DATA IN THIS EXERCISE:
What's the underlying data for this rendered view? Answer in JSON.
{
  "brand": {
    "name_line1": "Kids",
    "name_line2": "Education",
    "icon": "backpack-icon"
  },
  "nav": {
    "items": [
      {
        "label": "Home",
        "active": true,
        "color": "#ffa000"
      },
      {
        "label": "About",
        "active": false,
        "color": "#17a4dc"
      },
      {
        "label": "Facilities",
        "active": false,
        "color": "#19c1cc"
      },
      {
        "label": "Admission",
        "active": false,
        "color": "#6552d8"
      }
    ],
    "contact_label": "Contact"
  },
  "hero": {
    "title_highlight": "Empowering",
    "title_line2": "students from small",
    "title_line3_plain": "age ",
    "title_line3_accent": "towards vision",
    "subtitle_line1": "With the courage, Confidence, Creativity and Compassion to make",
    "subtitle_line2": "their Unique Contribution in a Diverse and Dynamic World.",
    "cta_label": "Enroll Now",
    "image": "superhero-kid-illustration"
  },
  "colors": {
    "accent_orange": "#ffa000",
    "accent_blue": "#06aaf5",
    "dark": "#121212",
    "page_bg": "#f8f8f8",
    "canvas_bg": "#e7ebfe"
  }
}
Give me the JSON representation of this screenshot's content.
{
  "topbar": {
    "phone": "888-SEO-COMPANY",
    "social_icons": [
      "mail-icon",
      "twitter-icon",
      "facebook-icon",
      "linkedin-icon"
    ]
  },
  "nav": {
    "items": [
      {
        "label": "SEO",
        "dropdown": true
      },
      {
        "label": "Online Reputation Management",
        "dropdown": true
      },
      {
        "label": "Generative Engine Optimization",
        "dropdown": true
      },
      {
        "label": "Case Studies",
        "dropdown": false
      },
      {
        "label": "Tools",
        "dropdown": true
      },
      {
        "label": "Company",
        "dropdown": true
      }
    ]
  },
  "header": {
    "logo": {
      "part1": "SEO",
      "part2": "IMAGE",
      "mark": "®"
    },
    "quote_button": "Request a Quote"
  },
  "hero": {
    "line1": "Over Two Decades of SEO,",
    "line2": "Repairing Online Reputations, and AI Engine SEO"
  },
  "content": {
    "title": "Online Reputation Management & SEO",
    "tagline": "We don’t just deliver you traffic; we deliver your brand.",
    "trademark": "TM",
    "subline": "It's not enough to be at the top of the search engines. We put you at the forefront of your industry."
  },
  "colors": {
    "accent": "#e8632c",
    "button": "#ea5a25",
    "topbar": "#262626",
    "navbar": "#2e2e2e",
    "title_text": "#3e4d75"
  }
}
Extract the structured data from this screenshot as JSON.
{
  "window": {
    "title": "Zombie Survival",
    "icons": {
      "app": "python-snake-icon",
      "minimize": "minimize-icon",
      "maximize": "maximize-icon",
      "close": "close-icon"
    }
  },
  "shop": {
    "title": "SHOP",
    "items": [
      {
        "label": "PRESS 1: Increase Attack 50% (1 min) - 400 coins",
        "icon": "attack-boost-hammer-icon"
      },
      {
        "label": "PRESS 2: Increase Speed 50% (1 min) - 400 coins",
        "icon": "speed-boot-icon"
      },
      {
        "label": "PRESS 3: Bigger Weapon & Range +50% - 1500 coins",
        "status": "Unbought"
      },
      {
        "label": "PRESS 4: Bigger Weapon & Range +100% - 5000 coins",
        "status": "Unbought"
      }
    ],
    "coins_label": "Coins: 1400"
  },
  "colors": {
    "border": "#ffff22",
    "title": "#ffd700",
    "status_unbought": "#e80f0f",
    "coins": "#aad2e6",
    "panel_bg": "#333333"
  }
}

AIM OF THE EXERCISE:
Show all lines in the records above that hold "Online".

WRITTEN SOLUTION:
        "label": "Online Reputation Management",
    "line2": "Repairing Online Reputations, and AI Engine SEO"
    "title": "Online Reputation Management & SEO",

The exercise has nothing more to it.